Interprofessional education and collaboration in health and social care have become significant items on Canada’s policy agenda. As a result, they are receiving attention from different levels of government, health services/academic institutions and regulatory bodies (e.g. Cote, Lauzon, & Kyd-Strickland, 2008). To date, however, only a limited number of studies have focused on the longer-term effects interprofessional education can have on individuals’ collaborative practices (Barr, Koppel, Reeves, Hammick, & Freeth, 2005). This article provides a report on the findings from a 12-week graduate level course, which aimed to improve participants’ knowledge in a range of interprofessional issues (e.g. nature of professional friction) as well as expose learners to key research studies and theories related to this field.
This interprofessional graduate elective course was situated in the masters of nursing program at a university based in Canada. Twenty students were enrolled in the course. They represented two professional groups – nursing and nutrition. Teaching approaches included interactive classroom lectures, student-led and self-directed learning. The course focused on exploring a range of issues relevant to interprofessional education and collaboration, which were discussed by use of the associated empirical and theoretical literature.
Ilona Alex Abramovich (Social Media Administrator)
Read more: Journal of Interprofessional Care, May 2011, Vol. 25 (2): 226-227.

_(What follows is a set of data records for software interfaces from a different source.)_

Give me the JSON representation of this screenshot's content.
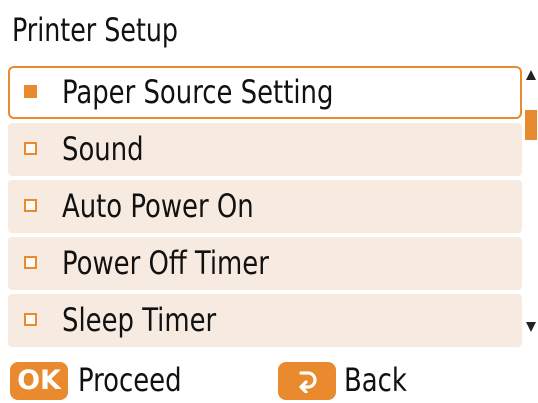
{
  "header": {
    "title": "Printer Setup"
  },
  "menu": {
    "items": [
      {
        "label": "Paper Source Setting",
        "selected": true
      },
      {
        "label": "Sound",
        "selected": false
      },
      {
        "label": "Auto Power On",
        "selected": false
      },
      {
        "label": "Power Off Timer",
        "selected": false
      },
      {
        "label": "Sleep Timer",
        "selected": false
      }
    ]
  },
  "footer": {
    "ok_badge": "OK",
    "proceed_label": "Proceed",
    "back_icon": "back-arrow-icon",
    "back_label": "Back"
  },
  "colors": {
    "accent": "#e98a2e",
    "item_background": "#f7ebe1",
    "text": "#111111",
    "background": "#ffffff"
  }
}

Ilona Alex Abramovich, Sherry Espin, Abigail Wickson-Griffiths, Dale Dematteo, Lindsay Baker, Eileen Egan-Lee, Scott Reeves.